Problem to solve: All lines in the data bearing the string "Unauthorized" should be identified and copied.

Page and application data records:
══════════
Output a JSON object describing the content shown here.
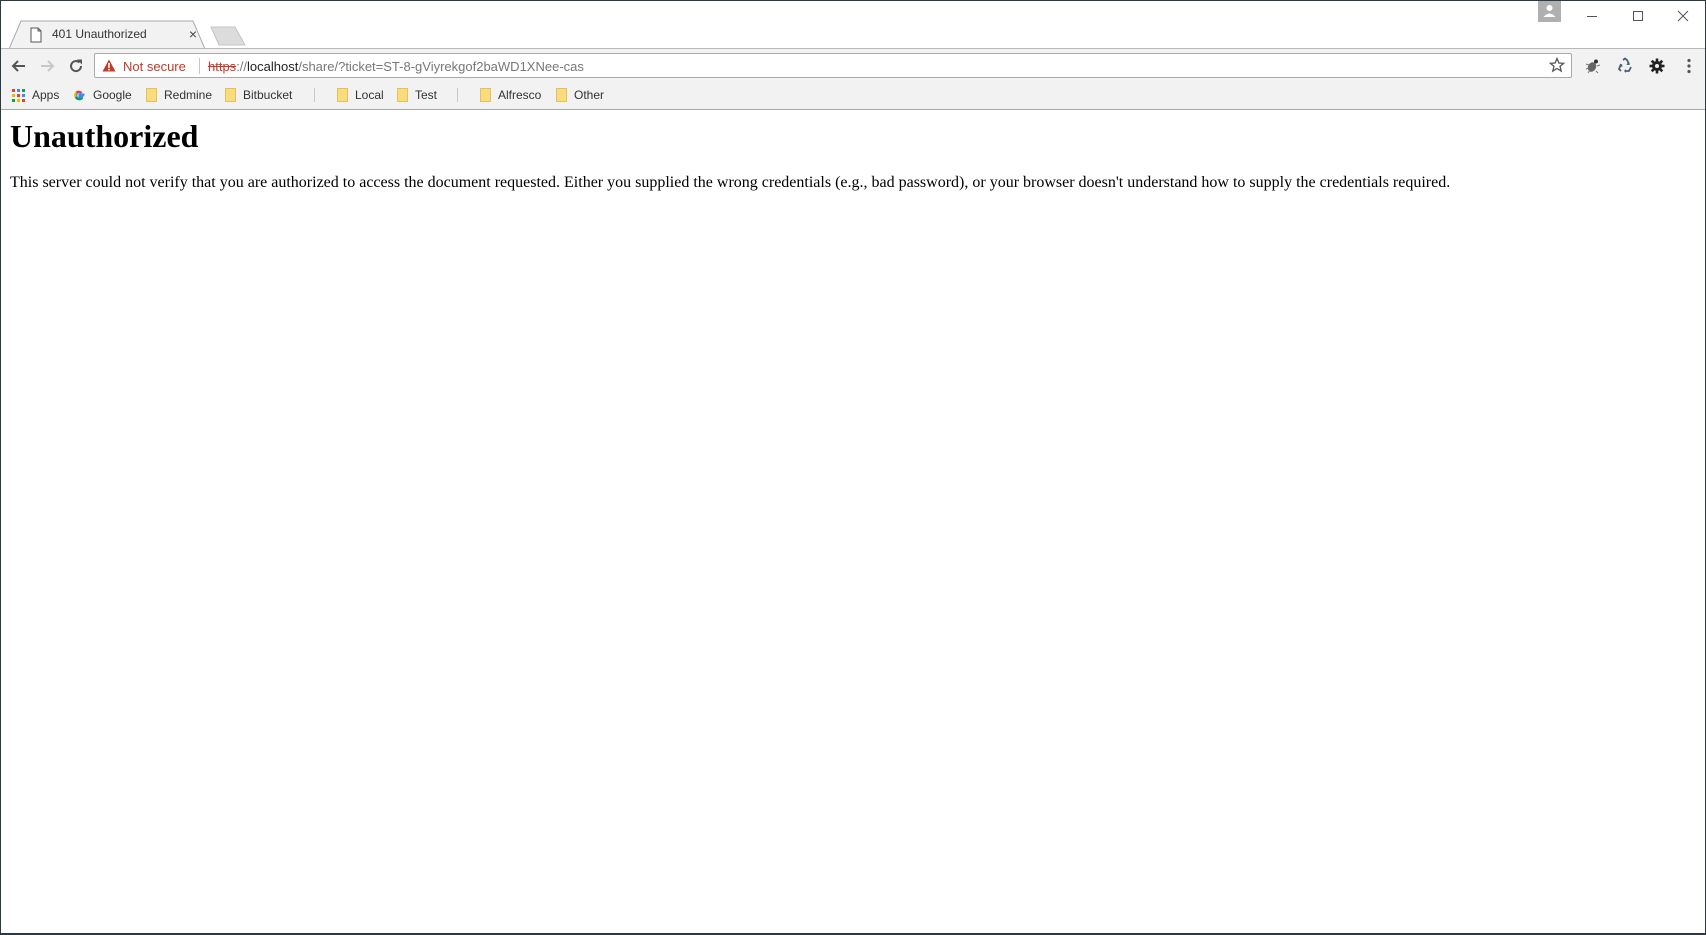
{
  "tab": {
    "title": "401 Unauthorized",
    "close_label": "×"
  },
  "toolbar": {
    "security_label": "Not secure",
    "url": {
      "scheme": "https",
      "separator": "://",
      "host": "localhost",
      "path": "/share/?ticket=ST-8-gViyrekgof2baWD1XNee-cas"
    }
  },
  "bookmarks": [
    {
      "label": "Apps",
      "icon": "apps-grid-icon"
    },
    {
      "label": "Google",
      "icon": "google-icon"
    },
    {
      "label": "Redmine",
      "icon": "folder-icon"
    },
    {
      "label": "Bitbucket",
      "icon": "folder-icon"
    },
    {
      "label": "Local",
      "icon": "folder-icon"
    },
    {
      "label": "Test",
      "icon": "folder-icon"
    },
    {
      "label": "Alfresco",
      "icon": "folder-icon"
    },
    {
      "label": "Other",
      "icon": "folder-icon"
    }
  ],
  "page": {
    "heading": "Unauthorized",
    "message": "This server could not verify that you are authorized to access the document requested. Either you supplied the wrong credentials (e.g., bad password), or your browser doesn't understand how to supply the credentials required."
  },
  "colors": {
    "warning_red": "#c53929",
    "toolbar_bg": "#f2f2f2",
    "folder_yellow": "#f9dc7e"
  }
}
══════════
Task answer:
    "title": "401 Unauthorized",
    "heading": "Unauthorized",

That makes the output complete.